Now back to the riddle. If the weeds double every day, then the pond will be half covered with weeds on the 29th day, just one day before completely overtaking the pond. If the local residents wait until the pond is half covered before taking action, they will have just one day to respond. Too little time to act wisely and in the best interests of the ecosystem, and those who depend on it.
Applying this analogy to environmental issues in general, the challenge becomes how to respond well in advance of the 29th day. Concerning fisheries, the question is how to deal with overfishing before fish populations collapse and become “commercially extinct,” meaning there are no longer enough fish to warrant the extraordinary efforts it would take to catch them.
Unfortunately, fisheries are already in a critical state. In fact, anyone scanning this newspaper over the past several weeks would be justified in believing fisheries have already hit their 29th day, if desperate measures are any indication.
In mid-December, according to an AFP-Jiji news service piece, South African Environmental Minister Valli Moosa declared a moratorium on two species of fish and cut quotas by 80 percent on 16 other species. The report stated that all 18 of the species have been classified as “collapsed,” meaning less than 25 percent of the species’ breeding stock is left.
A few days later, AP reported that European fisheries ministers had agreed to cut catch quotas for 2001 by as much as 50 percent to protect species in European waters that are on the brink of commercial extinction.
Biologists have seen this coming for years, if not decades. More and larger boats venturing further from shorelines and advances in fishing technology have kept catch levels high, even as fish populations have been declining.
Not surprisingly, with more and more boats sweeping the seas, fishers catch and sell whatever they can. As McGinn points out in Worldwatch Paper 142, “Rocking the Boat” (1998), “Fishers haul in species at a younger age and smaller size. . . . Targeting young fish undermines future breeding populations and guarantees a smaller biological return in the coming years. . . . Consumers are essentially ‘eating the babies.’ “

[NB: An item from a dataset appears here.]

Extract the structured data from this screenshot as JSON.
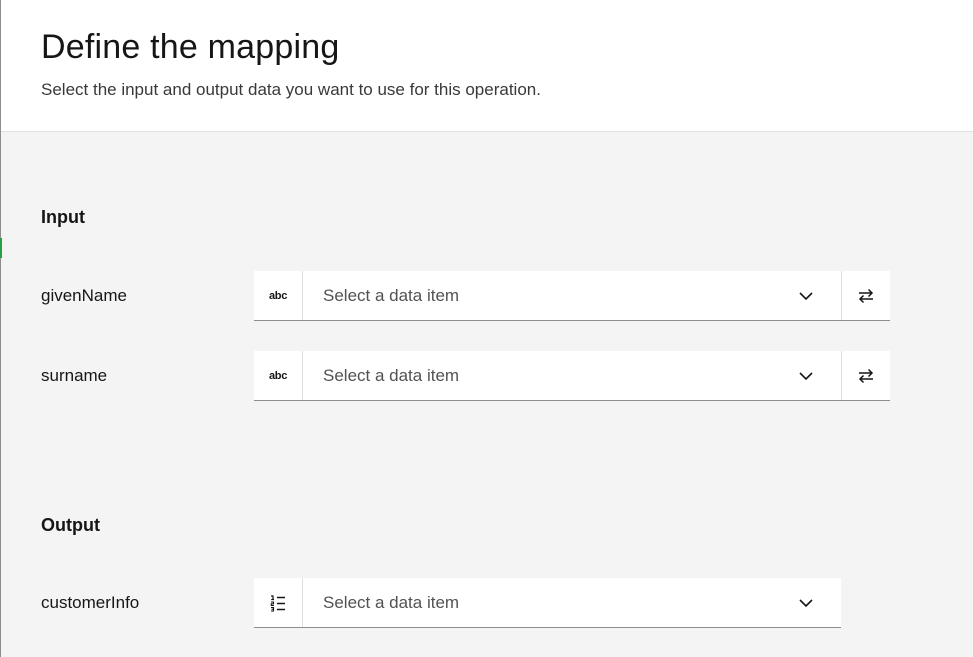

Clearly Japan has a great stake in the survival of fisheries. As Hiroya Sano, president of the Japan Fisheries Association, points out, “the Japanese people are the largest consumers of fishery products in the world.” Neither JFA nor the Japanese government, however, supports Draconian measures. In an opinion written last year regarding southern bluefin tuna (see Web site below), Masayuki Komatsu of JFA states, “The best approach to marine living resources is not extreme protectionism or a ban on fishing.”
Tuna is of particular concern to Japanese fishers. Fearful that other nations may call for a ban on species that are overfished, Japan’s tuna fishing industry, with the support of the central government, recently established the Organization for Promotion of Responsible Tuna Fisheries. The goal of OPRTF will be to eliminate “illegal, unregulated, unreported” tuna fishing operations that target the Japanese market.
With cooperation and restraint, legitimate fishers may be able to clear the seas of IUU vessels before the waters are cleared of tuna. Nevertheless, with some fisheries collapsing and others on the brink, ensuring a sustainable future for fisheries may indeed require extreme measures, including a temporary ban on catching certain species.
Whether today is the 19th day of the fisheries crisis, or the 29th, the “Precautionary Principle” remains the wisest course of action for dealing with ecosystems and resources. The rule, found in Principle 15 of the Rio Declaration, states, “In order to protect the environment . . . where there are threats of serious or irreversible damage, lack of full scientific certainty shall not be used as a reason for postponing cost-effective measures to prevent environmental degradation.” Simple but wise words to live by for fishers, farmers, states and corporations, not to mention for families, friends and in-laws at the holidays.